• AIM OF THE TASK:
Look over the lines below. Report each one that includes the string "januari".

[Stored entries]

********

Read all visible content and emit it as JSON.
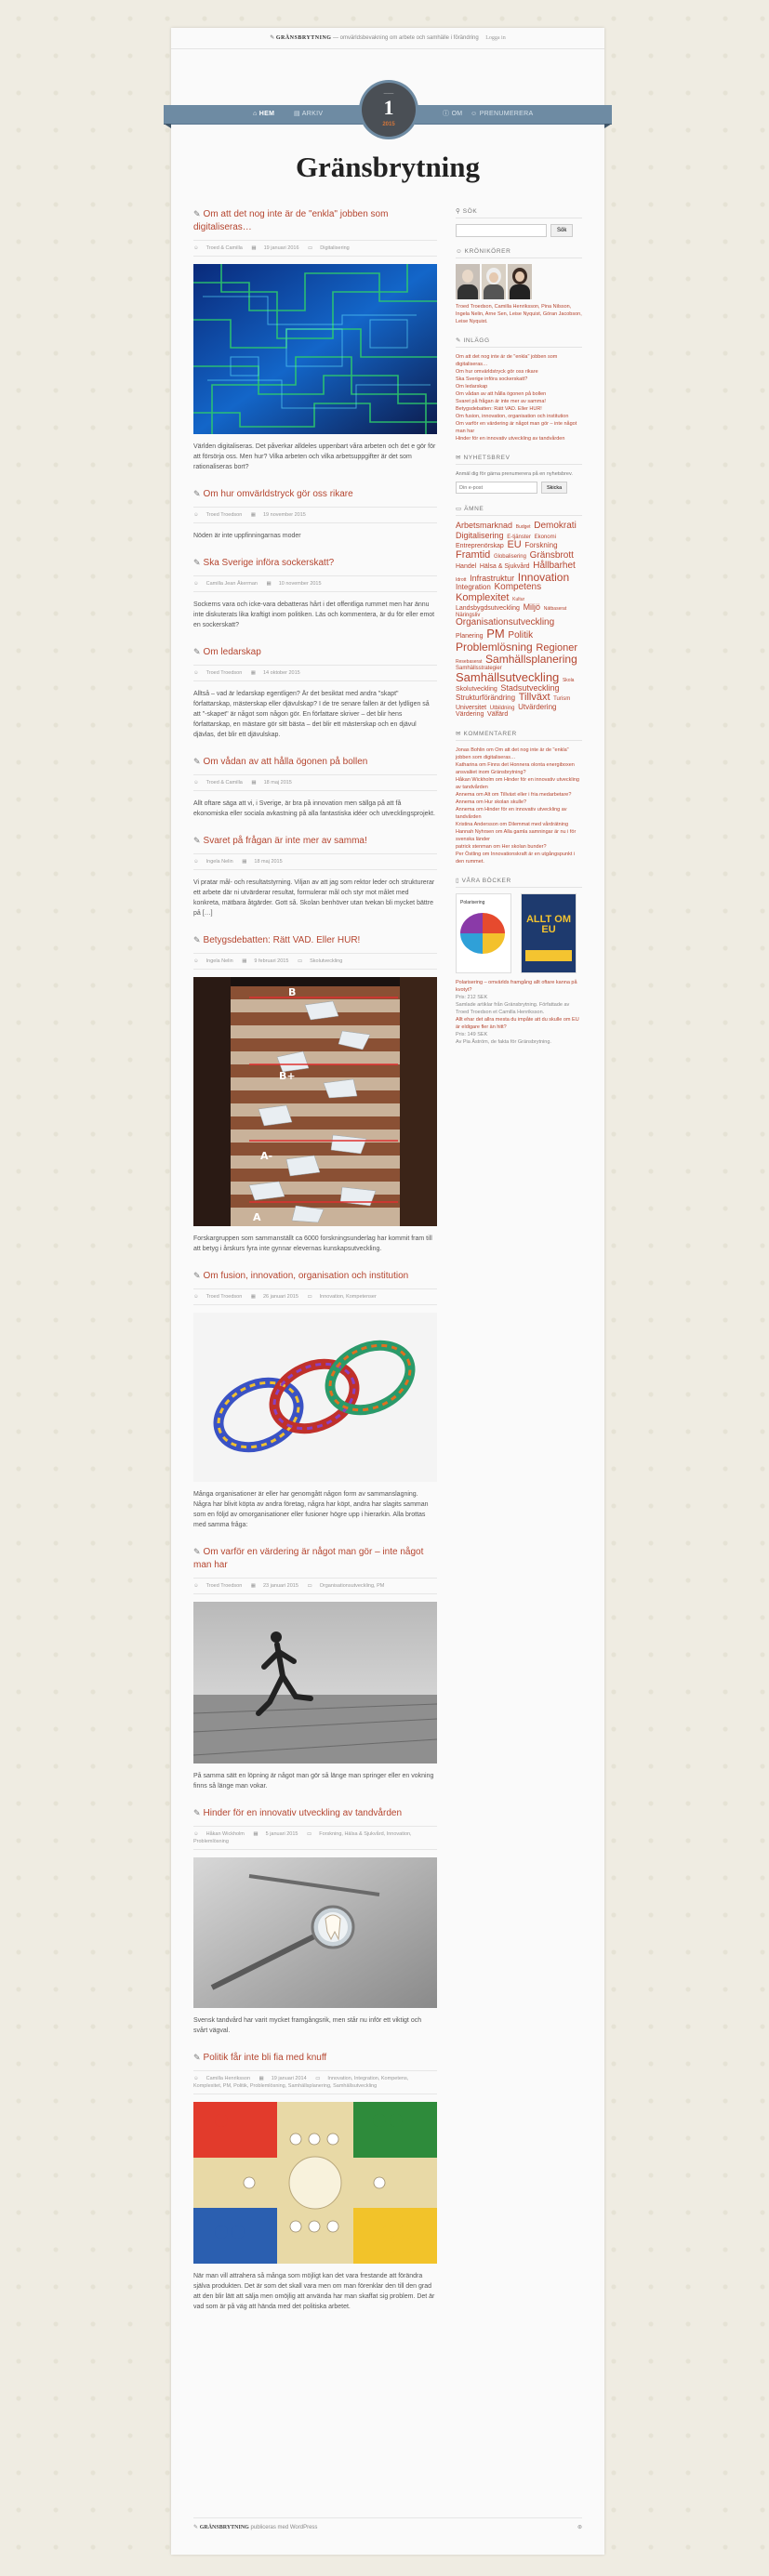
{
  "topbar": {
    "site": "GRÄNSBRYTNING",
    "tagline": "— omvärldsbevakning om arbete och samhälle i förändring",
    "login": "Logga in"
  },
  "nav": {
    "left": [
      "HEM",
      "ARKIV"
    ],
    "right": [
      "OM",
      "PRENUMERERA"
    ]
  },
  "badge": {
    "number": "1",
    "year": "2015"
  },
  "site_title": "Gränsbrytning",
  "posts": [
    {
      "title": "Om att det nog inte är de \"enkla\" jobben som digitaliseras…",
      "author": "Troed & Camilla",
      "date": "19 januari 2016",
      "cat": "Digitalisering",
      "excerpt": "Världen digitaliseras. Det påverkar alldeles uppenbart våra arbeten och det e gör för att försörja oss. Men hur? Vilka arbeten och vilka arbetsuppgifter är det som rationaliseras bort?"
    },
    {
      "title": "Om hur omvärldstryck gör oss rikare",
      "author": "Troed Troedson",
      "date": "19 november 2015",
      "cat": "",
      "excerpt": "Nöden är inte uppfinningarnas moder"
    },
    {
      "title": "Ska Sverige införa sockerskatt?",
      "author": "Camilla Jean Åkerman",
      "date": "10 november 2015",
      "cat": "",
      "excerpt": "Sockerns vara och icke-vara debatteras hårt i det offentliga rummet men har ännu inte diskuterats lika kraftigt inom politiken. Läs och kommentera, är du för eller emot en sockerskatt?"
    },
    {
      "title": "Om ledarskap",
      "author": "Troed Troedson",
      "date": "14 oktober 2015",
      "cat": "",
      "excerpt": "Alltså – vad är ledarskap egentligen? Är det besiktat med andra \"skapt\" författarskap, mästerskap eller djävulskap? I de tre senare fallen är det lydligen så att \"-skapet\" är något som någon gör. En författare skriver – det blir hens författarskap, en mästare gör sitt bästa – det blir ett mästerskap och en djävul djävlas, det blir ett djävulskap."
    },
    {
      "title": "Om vådan av att hålla ögonen på bollen",
      "author": "Troed & Camilla",
      "date": "18 maj 2015",
      "cat": "",
      "excerpt": "Allt oftare säga att vi, i Sverige, är bra på innovation men sällga på att få ekonomiska eller sociala avkastning på alla fantastiska idéer och utvecklingsprojekt."
    },
    {
      "title": "Svaret på frågan är inte mer av samma!",
      "author": "Ingela Nelin",
      "date": "18 maj 2015",
      "cat": "",
      "excerpt": "Vi pratar mål- och resultatstyrning. Viljan av att jag som rektor leder och strukturerar ett arbete där ni utvärderar resultat, formulerar mål och styr mot målet med konkreta, mätbara åtgärder. Gott så. Skolan benhöver utan tvekan bli mycket bättre på […]"
    },
    {
      "title": "Betygsdebatten: Rätt VAD. Eller HUR!",
      "author": "Ingela Nelin",
      "date": "9 februari 2015",
      "cat": "Skolutveckling",
      "excerpt": "Forskargruppen som sammanställt ca 6000 forskningsunderlag har kommit fram till att betyg i årskurs fyra inte gynnar elevernas kunskapsutveckling."
    },
    {
      "title": "Om fusion, innovation, organisation och institution",
      "author": "Troed Troedson",
      "date": "26 januari 2015",
      "cat": "Innovation, Kompetenser",
      "excerpt": "Många organisationer är eller har genomgått någon form av sammanslagning. Några har blivit köpta av andra företag, några har köpt, andra har slagits samman som en följd av omorganisationer eller fusioner högre upp i hierarkin. Alla brottas med samma fråga:"
    },
    {
      "title": "Om varför en värdering är något man gör – inte något man har",
      "author": "Troed Troedson",
      "date": "23 januari 2015",
      "cat": "Organisationsutveckling, PM",
      "excerpt": "På samma sätt en löpning är något man gör så länge man springer eller en vokning finns så länge man vokar."
    },
    {
      "title": "Hinder för en innovativ utveckling av tandvården",
      "author": "Håkan Wickholm",
      "date": "5 januari 2015",
      "cat": "Forskning, Hälsa & Sjukvård, Innovation, Problemlösning",
      "excerpt": "Svensk tandvård har varit mycket framgångsrik, men står nu inför ett viktigt och svårt vägval."
    },
    {
      "title": "Politik får inte bli fia med knuff",
      "author": "Camilla Henriksson",
      "date": "19 januari 2014",
      "cat": "Innovation, Integration, Kompetens, Komplexitet, PM, Politik, Problemlösning, Samhällsplanering, Samhällsutveckling",
      "excerpt": "När man vill attrahera så många som möjligt kan det vara frestande att förändra själva produkten. Det är som det skall vara men om man förenklar den till den grad att den blir lätt att sälja men omöjlig att använda har man skaffat sig problem. Det är vad som är på väg att hända med det politiska arbetet."
    }
  ],
  "sidebar": {
    "search": {
      "title": "SÖK",
      "placeholder": "",
      "button": "Sök"
    },
    "authors": {
      "title": "KRÖNIKÖRER",
      "names": "Troed Troedson, Camilla Henriksson, Pina Nilsson, Ingela Nelin, Arne Sen, Leise Nyquist, Göran Jacobson, Leise Nyquist."
    },
    "posts": {
      "title": "INLÄGG",
      "items": [
        "Om att det nog inte är de \"enkla\" jobben som digitaliseras…",
        "Om hur omvärldstryck gör oss rikare",
        "Ska Sverige införa sockerskatt?",
        "Om ledarskap",
        "Om vådan av att hålla ögonen på bollen",
        "Svaret på frågan är inte mer av samma!",
        "Betygsdebatten: Rätt VAD. Eller HUR!",
        "Om fusion, innovation, organisation och institution",
        "Om varför en värdering är något man gör – inte något man har",
        "Hinder för en innovativ utveckling av tandvården"
      ]
    },
    "newsletter": {
      "title": "NYHETSBREV",
      "text": "Anmäl dig för gärna prenumerera på en nyhetsbrev.",
      "placeholder": "Din e-post",
      "button": "Skicka"
    },
    "tags": {
      "title": "ÄMNE",
      "items": [
        {
          "t": "Arbetsmarknad",
          "s": 9
        },
        {
          "t": "Budget",
          "s": 5
        },
        {
          "t": "Demokrati",
          "s": 10
        },
        {
          "t": "Digitalisering",
          "s": 9
        },
        {
          "t": "E-tjänster",
          "s": 6
        },
        {
          "t": "Ekonomi",
          "s": 6
        },
        {
          "t": "Entreprenörskap",
          "s": 7
        },
        {
          "t": "EU",
          "s": 11
        },
        {
          "t": "Forskning",
          "s": 8
        },
        {
          "t": "Framtid",
          "s": 11
        },
        {
          "t": "Globalisering",
          "s": 6
        },
        {
          "t": "Gränsbrott",
          "s": 10
        },
        {
          "t": "Handel",
          "s": 7
        },
        {
          "t": "Hälsa & Sjukvård",
          "s": 7
        },
        {
          "t": "Hållbarhet",
          "s": 10
        },
        {
          "t": "Idrott",
          "s": 5
        },
        {
          "t": "Infrastruktur",
          "s": 9
        },
        {
          "t": "Innovation",
          "s": 12
        },
        {
          "t": "Integration",
          "s": 8
        },
        {
          "t": "Kompetens",
          "s": 10
        },
        {
          "t": "Komplexitet",
          "s": 11
        },
        {
          "t": "Kultur",
          "s": 5
        },
        {
          "t": "Landsbygdsutveckling",
          "s": 7
        },
        {
          "t": "Miljö",
          "s": 9
        },
        {
          "t": "Nätbaserat",
          "s": 5
        },
        {
          "t": "Näringsliv",
          "s": 6
        },
        {
          "t": "Organisationsutveckling",
          "s": 10
        },
        {
          "t": "Planering",
          "s": 7
        },
        {
          "t": "PM",
          "s": 13
        },
        {
          "t": "Politik",
          "s": 10
        },
        {
          "t": "Problemlösning",
          "s": 12
        },
        {
          "t": "Regioner",
          "s": 11
        },
        {
          "t": "Resebaserat",
          "s": 5
        },
        {
          "t": "Samhällsplanering",
          "s": 12
        },
        {
          "t": "Samhällsstrategier",
          "s": 6
        },
        {
          "t": "Samhällsutveckling",
          "s": 13
        },
        {
          "t": "Skola",
          "s": 5
        },
        {
          "t": "Skolutveckling",
          "s": 7
        },
        {
          "t": "Stadsutveckling",
          "s": 9
        },
        {
          "t": "Strukturförändring",
          "s": 8
        },
        {
          "t": "Tillväxt",
          "s": 11
        },
        {
          "t": "Turism",
          "s": 6
        },
        {
          "t": "Universitet",
          "s": 7
        },
        {
          "t": "Utbildning",
          "s": 6
        },
        {
          "t": "Utvärdering",
          "s": 8
        },
        {
          "t": "Värdering",
          "s": 7
        },
        {
          "t": "Välfärd",
          "s": 7
        }
      ]
    },
    "comments": {
      "title": "KOMMENTARER",
      "items": [
        "Jonas Bohlin om Om att det nog inte är de \"enkla\" jobben som digitaliseras…",
        "Katharina om Finns det Honnera olonta energiboxen ansvaliiet inom Gränsbrytning?",
        "Håkan Wickholm om Hinder för en innovativ utveckling av tandvården",
        "Annema om Alt om Tillväxt eller i fria medarbetare?",
        "Annema om Hur skolan skulle?",
        "Annema om Hinder för en innovativ utveckling av tandvården",
        "Kristina Andersson om Dilemmat med vårdrätning",
        "Hannah Nyhrsen om Alla gamla samningar är nu i för svenska länder",
        "patrick stenman om Her skolan bunder?",
        "Per Östling om Innovationskraft är en utgångspunkt i den rummet."
      ]
    },
    "books": {
      "title": "VÅRA BÖCKER",
      "book1_label": "Polarisering",
      "book2_label": "ALLT OM EU",
      "entries": [
        "Polarisering – omvärlds framgång allt oftare kanna på kvotyt?",
        "Pris: 212 SEK",
        "Samlade artiklar från Gränsbrytning. Författade av Troed Troedson et Camilla Henriksson.",
        "Allt ehar det allra mesta du impåte att du skulle om EU är eldigare fler än hitt?",
        "Pris: 149 SEK",
        "Av Pia Åström, de fakta för Gränsbrytning."
      ]
    }
  },
  "footer": {
    "site": "GRÄNSBRYTNING",
    "credit": "publiceras med WordPress"
  }
}
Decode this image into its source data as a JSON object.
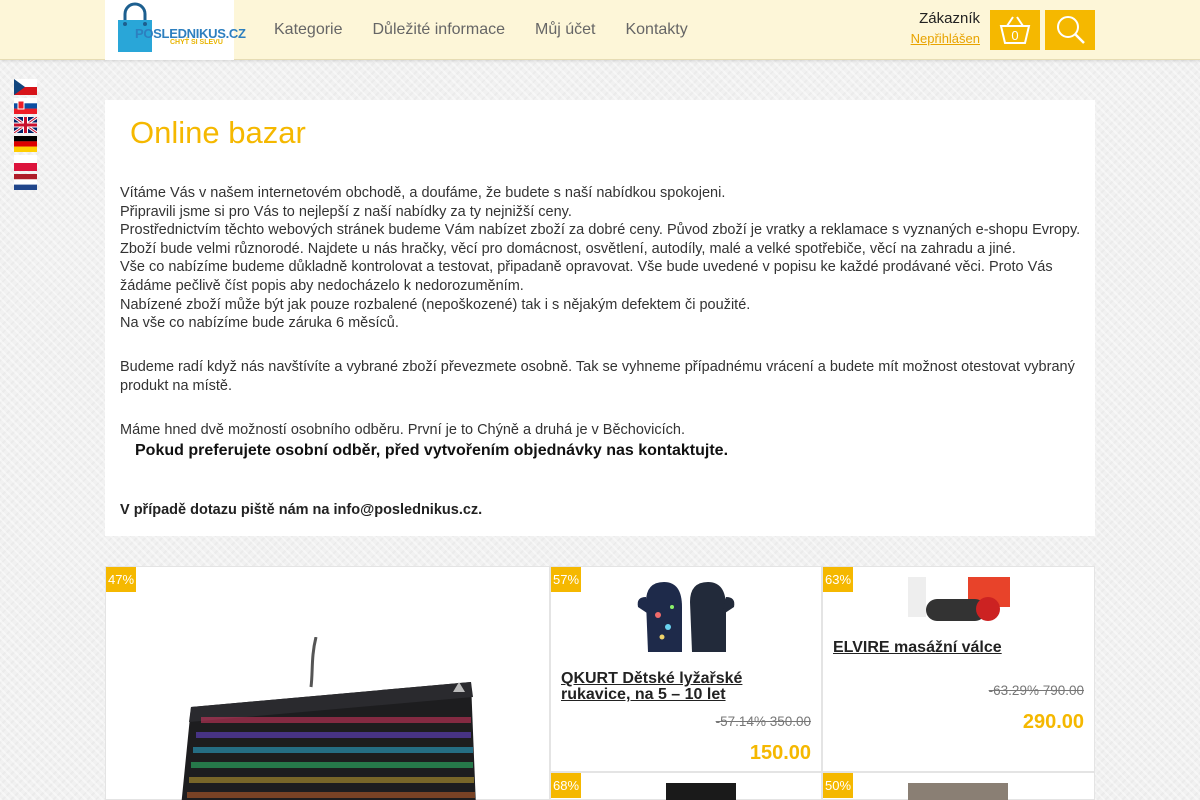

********

• ANSWER BELOW:
      "date": "19 januari 2016",
      "date": "26 januari 2015",
      "date": "23 januari 2015",
      "date": "5 januari 2015",
      "date": "19 januari 2014",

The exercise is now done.